### Problem details:
Copy each line of the entries that contains the word "JSON".

### Supplied records ###

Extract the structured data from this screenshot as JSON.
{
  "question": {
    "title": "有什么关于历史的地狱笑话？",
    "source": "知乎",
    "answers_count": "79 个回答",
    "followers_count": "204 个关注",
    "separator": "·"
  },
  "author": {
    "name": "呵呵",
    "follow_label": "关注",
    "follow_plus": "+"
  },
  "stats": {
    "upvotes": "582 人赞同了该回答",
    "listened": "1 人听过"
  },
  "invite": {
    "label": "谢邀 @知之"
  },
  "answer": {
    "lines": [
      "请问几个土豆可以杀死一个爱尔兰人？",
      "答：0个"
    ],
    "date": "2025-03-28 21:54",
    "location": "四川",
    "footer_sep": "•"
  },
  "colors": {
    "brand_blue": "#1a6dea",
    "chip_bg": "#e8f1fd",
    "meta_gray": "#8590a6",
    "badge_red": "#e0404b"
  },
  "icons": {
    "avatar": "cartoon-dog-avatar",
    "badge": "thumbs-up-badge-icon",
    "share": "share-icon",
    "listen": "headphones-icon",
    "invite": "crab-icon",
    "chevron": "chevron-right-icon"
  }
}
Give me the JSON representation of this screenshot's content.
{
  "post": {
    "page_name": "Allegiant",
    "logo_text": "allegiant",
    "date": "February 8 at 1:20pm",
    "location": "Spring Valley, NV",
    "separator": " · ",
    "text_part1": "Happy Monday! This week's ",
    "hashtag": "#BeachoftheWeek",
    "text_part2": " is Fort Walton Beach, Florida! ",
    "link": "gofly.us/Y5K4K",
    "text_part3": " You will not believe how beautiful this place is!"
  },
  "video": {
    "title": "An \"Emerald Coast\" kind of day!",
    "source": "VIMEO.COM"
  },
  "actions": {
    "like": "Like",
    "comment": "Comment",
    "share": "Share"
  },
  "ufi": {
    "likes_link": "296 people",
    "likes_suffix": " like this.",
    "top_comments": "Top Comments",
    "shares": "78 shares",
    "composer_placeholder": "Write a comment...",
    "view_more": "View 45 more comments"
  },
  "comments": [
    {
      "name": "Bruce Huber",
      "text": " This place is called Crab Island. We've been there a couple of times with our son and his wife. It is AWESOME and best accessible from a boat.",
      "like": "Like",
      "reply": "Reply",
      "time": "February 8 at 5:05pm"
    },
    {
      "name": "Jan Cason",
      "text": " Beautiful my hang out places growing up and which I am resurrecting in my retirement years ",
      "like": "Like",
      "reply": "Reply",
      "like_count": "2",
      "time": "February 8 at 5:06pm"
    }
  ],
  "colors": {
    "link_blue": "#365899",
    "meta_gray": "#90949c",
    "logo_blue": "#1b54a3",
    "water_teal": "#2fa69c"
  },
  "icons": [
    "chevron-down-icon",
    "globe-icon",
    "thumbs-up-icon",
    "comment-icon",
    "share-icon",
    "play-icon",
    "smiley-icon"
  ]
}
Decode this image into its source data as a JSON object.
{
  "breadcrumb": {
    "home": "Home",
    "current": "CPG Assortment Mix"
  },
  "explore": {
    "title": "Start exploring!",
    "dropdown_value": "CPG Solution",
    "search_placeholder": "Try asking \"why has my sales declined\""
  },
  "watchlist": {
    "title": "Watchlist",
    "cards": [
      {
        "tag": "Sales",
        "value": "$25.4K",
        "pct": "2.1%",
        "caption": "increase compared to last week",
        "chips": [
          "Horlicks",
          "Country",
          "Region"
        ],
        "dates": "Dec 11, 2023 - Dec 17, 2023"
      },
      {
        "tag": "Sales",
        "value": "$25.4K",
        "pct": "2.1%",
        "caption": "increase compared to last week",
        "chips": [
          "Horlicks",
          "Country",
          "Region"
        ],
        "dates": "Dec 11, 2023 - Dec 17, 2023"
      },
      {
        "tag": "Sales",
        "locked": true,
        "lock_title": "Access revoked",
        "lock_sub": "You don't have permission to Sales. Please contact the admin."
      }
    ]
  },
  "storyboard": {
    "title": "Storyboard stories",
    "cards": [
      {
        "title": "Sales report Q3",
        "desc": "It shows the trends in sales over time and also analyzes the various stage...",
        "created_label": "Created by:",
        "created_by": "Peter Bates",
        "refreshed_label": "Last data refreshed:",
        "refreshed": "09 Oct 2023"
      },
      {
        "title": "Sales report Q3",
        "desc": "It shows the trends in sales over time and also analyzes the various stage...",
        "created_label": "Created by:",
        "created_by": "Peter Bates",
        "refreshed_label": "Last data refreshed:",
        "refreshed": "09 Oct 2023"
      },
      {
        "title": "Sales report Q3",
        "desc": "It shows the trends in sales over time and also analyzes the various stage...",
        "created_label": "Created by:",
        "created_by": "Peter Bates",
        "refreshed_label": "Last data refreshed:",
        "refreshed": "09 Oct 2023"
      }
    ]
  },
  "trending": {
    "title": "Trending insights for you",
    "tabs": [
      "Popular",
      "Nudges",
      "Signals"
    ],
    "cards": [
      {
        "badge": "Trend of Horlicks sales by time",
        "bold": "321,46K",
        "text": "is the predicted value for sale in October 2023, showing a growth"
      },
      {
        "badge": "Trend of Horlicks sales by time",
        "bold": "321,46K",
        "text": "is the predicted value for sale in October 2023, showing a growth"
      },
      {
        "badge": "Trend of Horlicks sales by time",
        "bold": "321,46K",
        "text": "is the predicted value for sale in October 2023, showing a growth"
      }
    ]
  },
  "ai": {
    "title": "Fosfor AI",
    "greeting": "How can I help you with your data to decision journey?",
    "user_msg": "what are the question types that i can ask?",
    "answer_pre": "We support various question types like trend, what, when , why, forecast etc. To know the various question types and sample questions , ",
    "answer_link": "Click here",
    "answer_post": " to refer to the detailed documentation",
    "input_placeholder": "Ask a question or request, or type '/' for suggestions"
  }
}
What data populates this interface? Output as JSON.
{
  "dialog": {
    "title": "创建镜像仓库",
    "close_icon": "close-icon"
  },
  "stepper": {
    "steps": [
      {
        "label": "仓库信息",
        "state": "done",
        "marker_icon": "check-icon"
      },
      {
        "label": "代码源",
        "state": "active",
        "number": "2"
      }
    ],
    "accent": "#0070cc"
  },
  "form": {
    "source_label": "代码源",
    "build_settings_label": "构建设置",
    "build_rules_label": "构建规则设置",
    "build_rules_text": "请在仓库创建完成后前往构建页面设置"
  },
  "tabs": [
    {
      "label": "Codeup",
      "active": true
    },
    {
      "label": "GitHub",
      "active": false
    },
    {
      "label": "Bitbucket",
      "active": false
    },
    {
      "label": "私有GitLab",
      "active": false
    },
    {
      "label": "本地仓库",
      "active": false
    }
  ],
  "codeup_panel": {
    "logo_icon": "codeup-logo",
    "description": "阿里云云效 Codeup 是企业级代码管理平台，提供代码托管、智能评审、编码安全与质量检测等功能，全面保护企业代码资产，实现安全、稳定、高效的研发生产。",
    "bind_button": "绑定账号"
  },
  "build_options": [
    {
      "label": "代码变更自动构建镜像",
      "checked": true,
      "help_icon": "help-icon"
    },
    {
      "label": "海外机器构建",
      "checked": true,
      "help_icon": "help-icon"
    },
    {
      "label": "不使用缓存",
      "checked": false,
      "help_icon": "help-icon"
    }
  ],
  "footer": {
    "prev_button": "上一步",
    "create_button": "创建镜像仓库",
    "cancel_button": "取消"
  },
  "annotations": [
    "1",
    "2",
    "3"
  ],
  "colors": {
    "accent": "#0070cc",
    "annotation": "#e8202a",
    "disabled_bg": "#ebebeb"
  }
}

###

### Finished exercise:
Extract the structured data from this screenshot as JSON.
Give me the JSON representation of this screenshot's content.
Decode this image into its source data as a JSON object.
What data populates this interface? Output as JSON.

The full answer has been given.